[Entries from a dataset of interfaces]
------------------------------------------------------------

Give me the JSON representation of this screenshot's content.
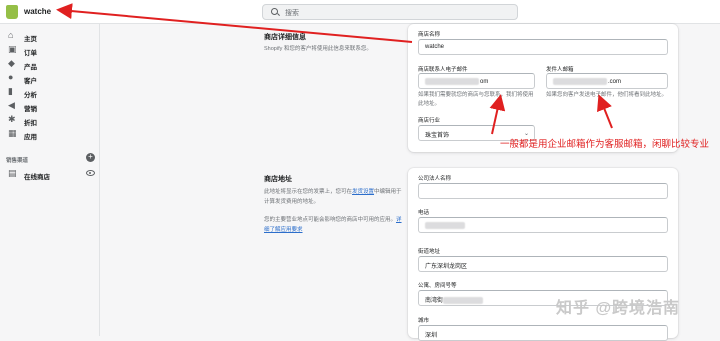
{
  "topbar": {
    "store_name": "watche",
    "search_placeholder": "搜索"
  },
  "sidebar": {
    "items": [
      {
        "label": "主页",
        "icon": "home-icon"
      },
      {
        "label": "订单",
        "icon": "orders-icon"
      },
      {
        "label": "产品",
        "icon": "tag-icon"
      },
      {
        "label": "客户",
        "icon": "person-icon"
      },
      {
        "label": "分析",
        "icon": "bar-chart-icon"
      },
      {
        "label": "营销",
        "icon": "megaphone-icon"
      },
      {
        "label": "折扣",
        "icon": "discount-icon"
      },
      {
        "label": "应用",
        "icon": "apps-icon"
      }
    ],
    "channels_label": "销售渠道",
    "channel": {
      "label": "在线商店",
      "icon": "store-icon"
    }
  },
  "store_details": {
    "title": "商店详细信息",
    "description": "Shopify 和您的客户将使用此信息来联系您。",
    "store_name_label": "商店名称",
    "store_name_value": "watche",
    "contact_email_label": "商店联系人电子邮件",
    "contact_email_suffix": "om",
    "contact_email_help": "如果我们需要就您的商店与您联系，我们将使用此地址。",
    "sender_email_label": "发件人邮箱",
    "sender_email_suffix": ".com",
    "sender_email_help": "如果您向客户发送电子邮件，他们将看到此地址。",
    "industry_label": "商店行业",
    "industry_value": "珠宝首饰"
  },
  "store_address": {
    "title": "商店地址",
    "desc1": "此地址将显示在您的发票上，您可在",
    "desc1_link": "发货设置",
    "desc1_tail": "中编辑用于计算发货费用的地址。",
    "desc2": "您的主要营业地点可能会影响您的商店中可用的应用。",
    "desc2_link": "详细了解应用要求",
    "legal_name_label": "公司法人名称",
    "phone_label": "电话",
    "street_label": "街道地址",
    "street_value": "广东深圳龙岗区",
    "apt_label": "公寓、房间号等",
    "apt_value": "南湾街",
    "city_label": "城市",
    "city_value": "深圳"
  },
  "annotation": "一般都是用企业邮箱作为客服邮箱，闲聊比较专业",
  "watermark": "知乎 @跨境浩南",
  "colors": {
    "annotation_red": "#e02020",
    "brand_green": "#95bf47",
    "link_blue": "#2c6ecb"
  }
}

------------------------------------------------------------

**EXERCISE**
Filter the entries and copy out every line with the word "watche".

**RESPONSE TO THE EXERCISE**
    "store_name": "watche",
    "store_name_value": "watche",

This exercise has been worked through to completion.